The cost of a dental bridge depends on the type of bridge and how many teeth are involved. Traditional or cantilever bridges have a false tooth (pontics) supported by crowns cemented to the backs of the adjacent teeth on each side. Resin-bonded bridges have a metal or porcelain framework, often with wings on only one side, that fuses to the backs of the abutment teeth.
Like dental implants, bridges can be costly, but they are an effective treatment for people who have healthy, strong teeth surrounding the gap and do not clench or grind their teeth. Many dental insurance plans cover part of the cost of a bridge, and you can use a flexible spending account or health savings account to pay for part of your treatment.
Orthodontic treatment, or braces, are one of the most expensive dental treatments. Without insurance, it can cost at least $3,000 and require regular monthly visits for the appliance to be adjusted.
While routine and preventive care are almost always covered by insurance, the costs of other procedures can add up quickly. Consider setting aside pretax money in a flexible spending account, health savings account or medical savings account to help offset these costs.

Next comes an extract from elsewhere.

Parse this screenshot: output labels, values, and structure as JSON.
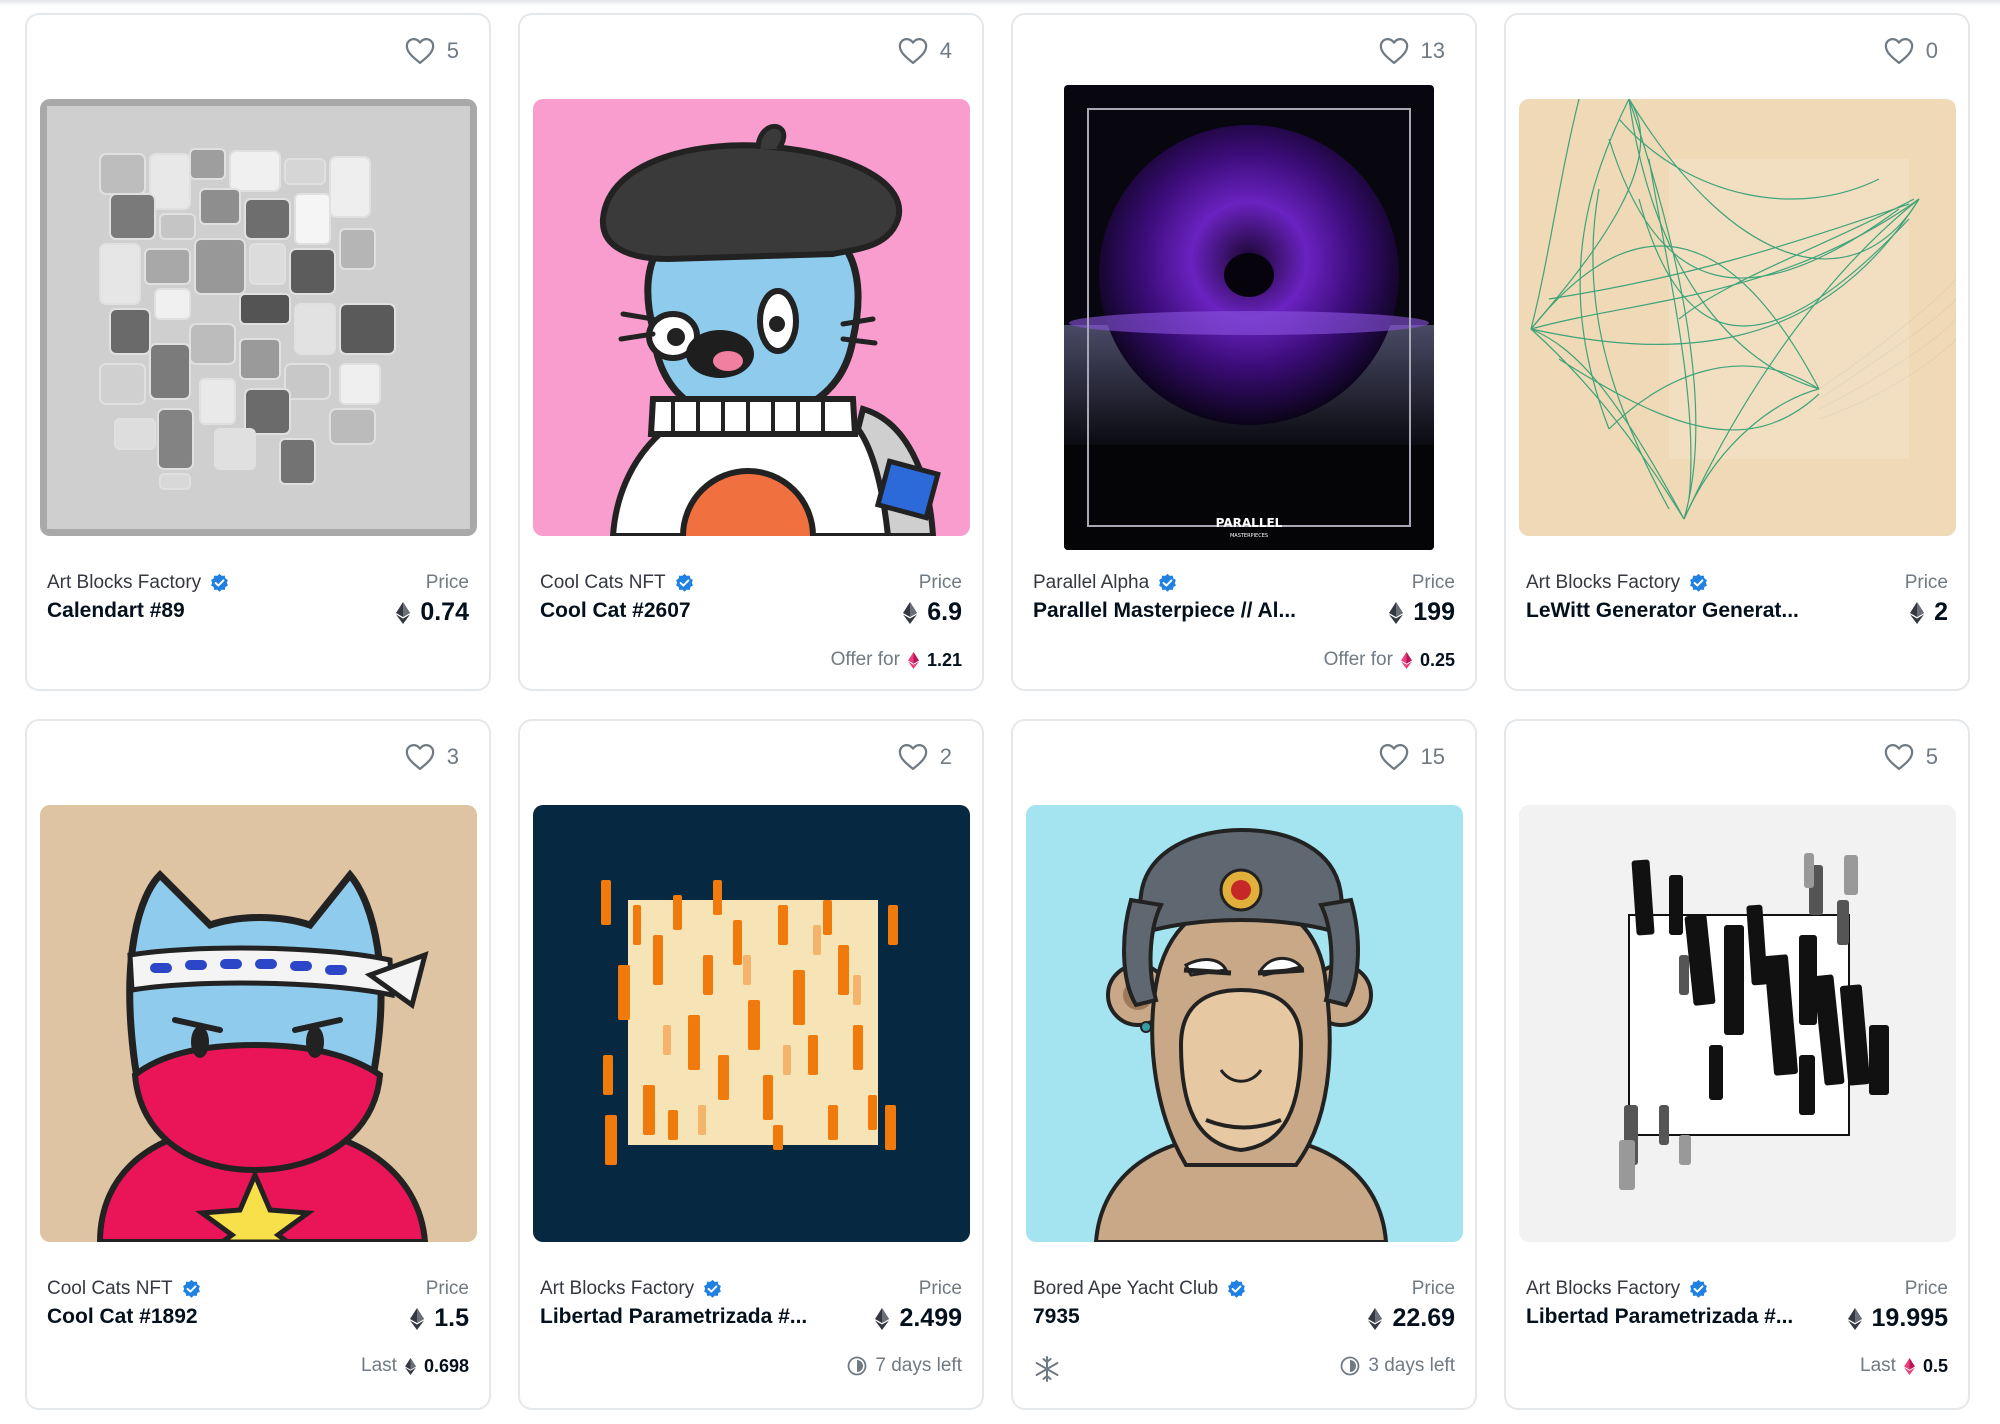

Dental insurance is available through employers or in the individual marketplace. Its annual maximums, deductibles and copayments vary by plan type. Some plans are categorized by metal level, similar to health insurance. Premiums can be high for gold-tier plans, but they also tend to offer more comprehensive coverage. Compare a number of different policies to find the best deal. Also, consider grouping multiple procedures into a single year to avoid exceeding the annual maximum.